The Metropolitan Police Department’s 1st district was the only one to see a decrease in both violent and property crime over the past year, but that’s not stopping 1D from looking for new ways to fight crime.
Last month, MPD launched Operation Full Stride, an effort to redirect more officers to foot patrols. New 1D Cmdr. David Kamperin trumpeted the program at a meeting on crime trends with the Capitol Hill Restoration Society on Tuesday night.
“The idea is to no longer be a drive-through service but to get back in the community,” Kamperin said. “Instead of people having to call 311 or e-mail their lieutenant, an officer will be walking around and a neighbor can come say, ‘Hey, such-and-such is happening here.’”

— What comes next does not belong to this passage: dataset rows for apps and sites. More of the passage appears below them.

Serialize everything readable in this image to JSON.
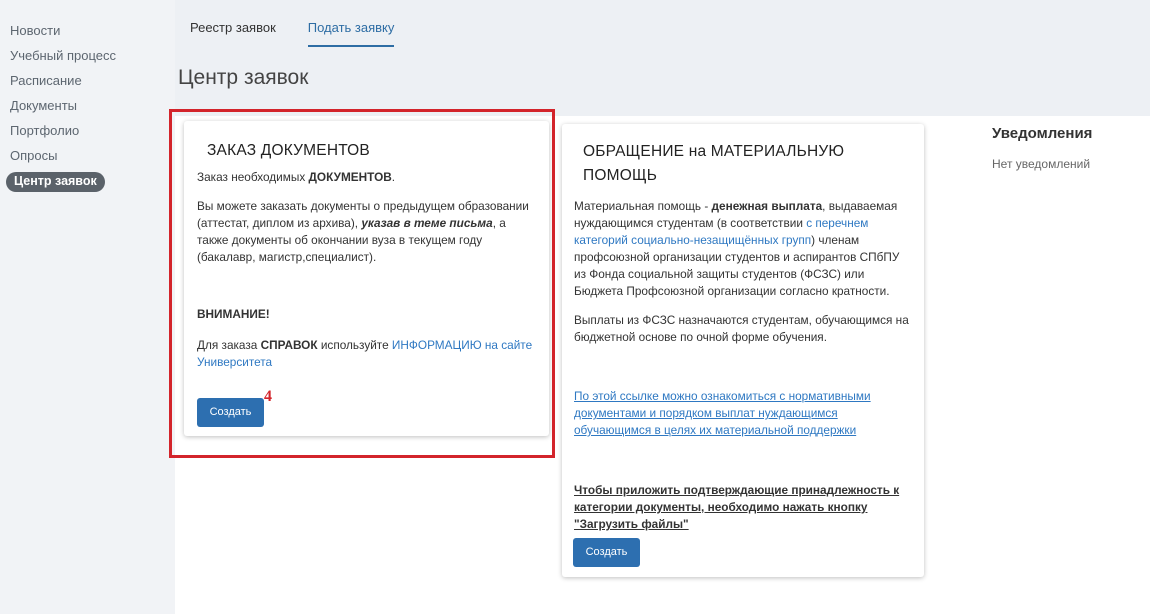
{
  "sidebar": {
    "items": [
      {
        "label": "Новости"
      },
      {
        "label": "Учебный процесс"
      },
      {
        "label": "Расписание"
      },
      {
        "label": "Документы"
      },
      {
        "label": "Портфолио"
      },
      {
        "label": "Опросы"
      },
      {
        "label": "Центр заявок",
        "active": true
      }
    ]
  },
  "tabs": [
    {
      "label": "Реестр заявок"
    },
    {
      "label": "Подать заявку",
      "active": true
    }
  ],
  "page_title": "Центр заявок",
  "card1": {
    "title": "ЗАКАЗ ДОКУМЕНТОВ",
    "intro_pre": "Заказ необходимых ",
    "intro_bold": "ДОКУМЕНТОВ",
    "intro_post": ".",
    "desc_pre": "Вы можете заказать документы о предыдущем образовании (аттестат, диплом из архива), ",
    "desc_em": "указав в теме письма",
    "desc_post": ", а также документы об окончании вуза в текущем году (бакалавр, магистр,специалист).",
    "warning": "ВНИМАНИЕ!",
    "note_pre": "Для заказа ",
    "note_bold": "СПРАВОК",
    "note_mid": " используйте ",
    "note_link": "ИНФОРМАЦИЮ на сайте Университета",
    "button": "Создать"
  },
  "card2": {
    "title_line1": "ОБРАЩЕНИЕ на МАТЕРИАЛЬНУЮ",
    "title_line2": "ПОМОЩЬ",
    "p1_pre": "Материальная помощь - ",
    "p1_bold": "денежная выплата",
    "p1_mid": ", выдаваемая нуждающимся студентам (в соответствии ",
    "p1_link": "с перечнем категорий социально-незащищённых групп",
    "p1_post": ") членам профсоюзной организации студентов и аспирантов СПбПУ из Фонда социальной защиты студентов (ФСЗС) или Бюджета Профсоюзной организации согласно кратности.",
    "p2": "Выплаты из ФСЗС назначаются студентам, обучающимся на бюджетной основе по очной форме обучения.",
    "link_text": "По этой ссылке можно ознакомиться с нормативными документами и порядком выплат нуждающимся обучающимся в целях их материальной поддержки",
    "upload_note": "Чтобы приложить подтверждающие принадлежность к категории документы, необходимо нажать кнопку \"Загрузить файлы\"",
    "button": "Создать"
  },
  "annotation": {
    "step": "4"
  },
  "notifications": {
    "title": "Уведомления",
    "empty": "Нет уведомлений"
  },
  "colors": {
    "accent": "#2e6da4",
    "button": "#2d6fb0",
    "highlight": "#d3242b",
    "sidebar_bg": "#f1f3f6",
    "header_bg": "#edf0f4"
  }
}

Kamperin said Capitol Hill foot patrols will focus on areas where youth are causing trouble and where there have been recent daytime burglaries.
Trouble spots include the 800 to 1100 blocks of H Street Northeast; Lincoln Park and the area just north of it; and the area bounded by Third, Sixth and East Capitol streets and Pennsylvania Avenue Southeast.
Kamperin said MPD has 160 recruits in training, “and we’re telling them, once they get off the certification period, it’ll be the last time they see a car.
“‘Ladies and gentleman, get some comfortable shoes, galoshes and raincoats.’”
Foot patrol hours will be different for each area, Kamperin said. For instance, while downtown patrols will cover the workday, in residential neighborhoods officers will stroll the streets in the early evening, hoping to be visible and available to speak with residents on their way home from work.
In addition to increasing the number of officers slated and trained for foot patrol, Operation Full Stride also will seek to keep them there.
“It used to be that if something special came up with the president or something, officers would get pulled from foot detail,” Kamperin said. “They won’t get pulled from that anymore.”